Wednesday, August 28th, 2019

Me – I’m off on holiday on Friday leaving PB in the capable hands of TSE

Mike Smithson


The betting markets respond to Johnson’s Charles the First Move

Wednesday, August 28th, 2019

A no deal brexit seen as more likely

UK seen as more likely to leave by Oct 31st

My view is that this is Downing Street’s response to the agreement yesterday between all the opposition parties on the best way of stopping no deal. Number 10 can see the challenges ahead so why not use what power it has to curtail parliamentary time?

The question is now how will opposition parties and Speaker Bercow react to what is clearly a wheeze from the PM. My guess is that they will try to find some way of trying to stop the normal three week party conference break.

It might be that the only way is to go for a vote of no confidence in a form that would trigger a new general election. Only a simple majority is required and the only way to stop it would be for another vote within two weeks.
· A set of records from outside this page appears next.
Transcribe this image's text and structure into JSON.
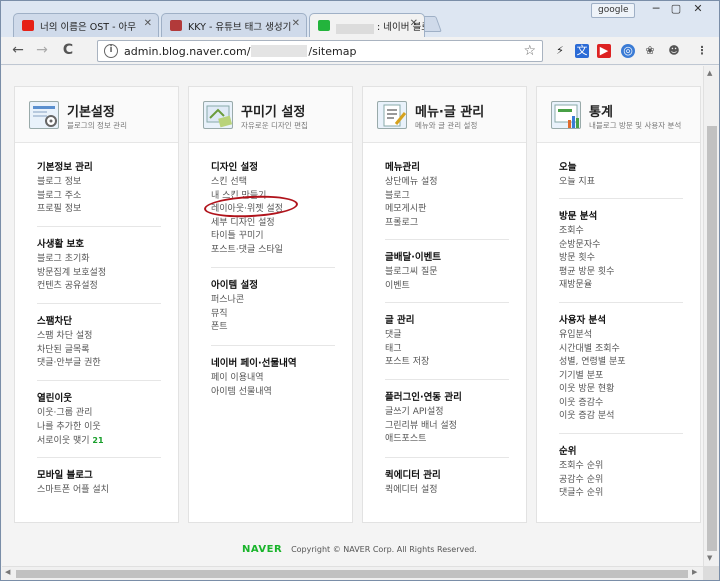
{
  "browser": {
    "tabs": [
      {
        "label": "너의 이름은 OST - 아무",
        "favicon_color": "#e62117"
      },
      {
        "label": "KKY - 유튜브 태그 생성기",
        "favicon_color": "#b23a3a"
      },
      {
        "label": ": 네이버 블로그",
        "favicon_color": "#23b43c"
      }
    ],
    "profile": "google",
    "window_buttons": [
      "─",
      "▢",
      "✕"
    ],
    "url_prefix": "admin.blog.naver.com/",
    "url_suffix": "/sitemap",
    "nav": {
      "back": "←",
      "forward": "→",
      "reload": "C"
    }
  },
  "cards": [
    {
      "title": "기본설정",
      "subtitle": "블로그의 정보 관리",
      "sections": [
        {
          "title": "기본정보 관리",
          "items": [
            "블로그 정보",
            "블로그 주소",
            "프로필 정보"
          ]
        },
        {
          "title": "사생활 보호",
          "items": [
            "블로그 초기화",
            "방문집계 보호설정",
            "컨텐츠 공유설정"
          ]
        },
        {
          "title": "스팸차단",
          "items": [
            "스팸 차단 설정",
            "차단된 글목록",
            "댓글·안부글 권한"
          ]
        },
        {
          "title": "열린이웃",
          "items": [
            "이웃·그룹 관리",
            "나를 추가한 이웃",
            "서로이웃 맺기"
          ],
          "badge": "21"
        },
        {
          "title": "모바일 블로그",
          "items": [
            "스마트폰 어플 설치"
          ]
        }
      ]
    },
    {
      "title": "꾸미기 설정",
      "subtitle": "자유로운 디자인 편집",
      "sections": [
        {
          "title": "디자인 설정",
          "items": [
            "스킨 선택",
            "내 스킨 만들기",
            "레이아웃·위젯 설정",
            "세부 디자인 설정",
            "타이틀 꾸미기",
            "포스트·댓글 스타일"
          ]
        },
        {
          "title": "아이템 설정",
          "items": [
            "퍼스나콘",
            "뮤직",
            "폰트"
          ]
        },
        {
          "title": "네이버 페이·선물내역",
          "items": [
            "페이 이용내역",
            "아이템 선물내역"
          ]
        }
      ]
    },
    {
      "title": "메뉴·글 관리",
      "subtitle": "메뉴와 글 관리 설정",
      "sections": [
        {
          "title": "메뉴관리",
          "items": [
            "상단메뉴 설정",
            "블로그",
            "메모게시판",
            "프롤로그"
          ]
        },
        {
          "title": "글배달·이벤트",
          "items": [
            "블로그씨 질문",
            "이벤트"
          ]
        },
        {
          "title": "글 관리",
          "items": [
            "댓글",
            "태그",
            "포스트 저장"
          ]
        },
        {
          "title": "플러그인·연동 관리",
          "items": [
            "글쓰기 API설정",
            "그린리뷰 배너 설정",
            "애드포스트"
          ]
        },
        {
          "title": "퀵에디터 관리",
          "items": [
            "퀵에디터 설정"
          ]
        }
      ]
    },
    {
      "title": "통계",
      "subtitle": "내블로그 방문 및 사용자 분석",
      "sections": [
        {
          "title": "오늘",
          "items": [
            "오늘 지표"
          ]
        },
        {
          "title": "방문 분석",
          "items": [
            "조회수",
            "순방문자수",
            "방문 횟수",
            "평균 방문 횟수",
            "재방문율"
          ]
        },
        {
          "title": "사용자 분석",
          "items": [
            "유입분석",
            "시간대별 조회수",
            "성별, 연령별 분포",
            "기기별 분포",
            "이웃 방문 현황",
            "이웃 증감수",
            "이웃 증감 분석"
          ]
        },
        {
          "title": "순위",
          "items": [
            "조회수 순위",
            "공감수 순위",
            "댓글수 순위"
          ]
        }
      ]
    }
  ],
  "footer": {
    "logo": "NAVER",
    "copyright": "Copyright © NAVER Corp. All Rights Reserved."
  },
  "colors": {
    "naver_green": "#19b42b",
    "highlight_red": "#b0131b",
    "badge_green": "#1a9f2c"
  }
}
  • Charts as ever from

    Mike Smithson

  • h1

    Before we can make judgements about the outcome of an early general election we need new Scotland only polling

    Tuesday, August 27th, 2019

    The last one was in June

    There’s been a lot of GB voting intention polling since Mr Johnson became the new Tory leader and Prime Minister but none of it has been Scotland specific. One thing we do know is that is can be highly misleading keying the latest GB poll shares into Baxter and getting anything that is relevant to Scotland.

    North of the border, as we all know, is the part of the UK which has seen the most turbulence in recent general elections. In 2010 Scots LAB won 41 of the 59 seats only to lose all but one of them in the SNP landslide 5 years later.

    Then 2017 the Tories made something of a recovery and picked up 12 gains to add to the single seat making them the second party in Scotland .

    What is hugely interesting for election watchers is that the largest majority that the SNP secured in any of its 36 Scottish seats at the last election was 47%. A large proportion of what they hold is vulnerable something that applies to almost all the parties there.

    As the Wikipedia panel above shows the Tories were in something of a mess in the most recent surveys. The numbers suggest that Ruth Davidson’s party could be on the point of losing all but one of the hard won gains from 2 years ago. But is that really going to happen?

    So much has happened politically since the last Scottish poll and we have no real sense yet of how the new PM is going down for of the border. Will having Johnson in charge help or hinder the blue team?

    Hopefully we should be seeing some new Scotland polling in September. There is tendency for these to come out just before the SNP conference.

    Mike Smithson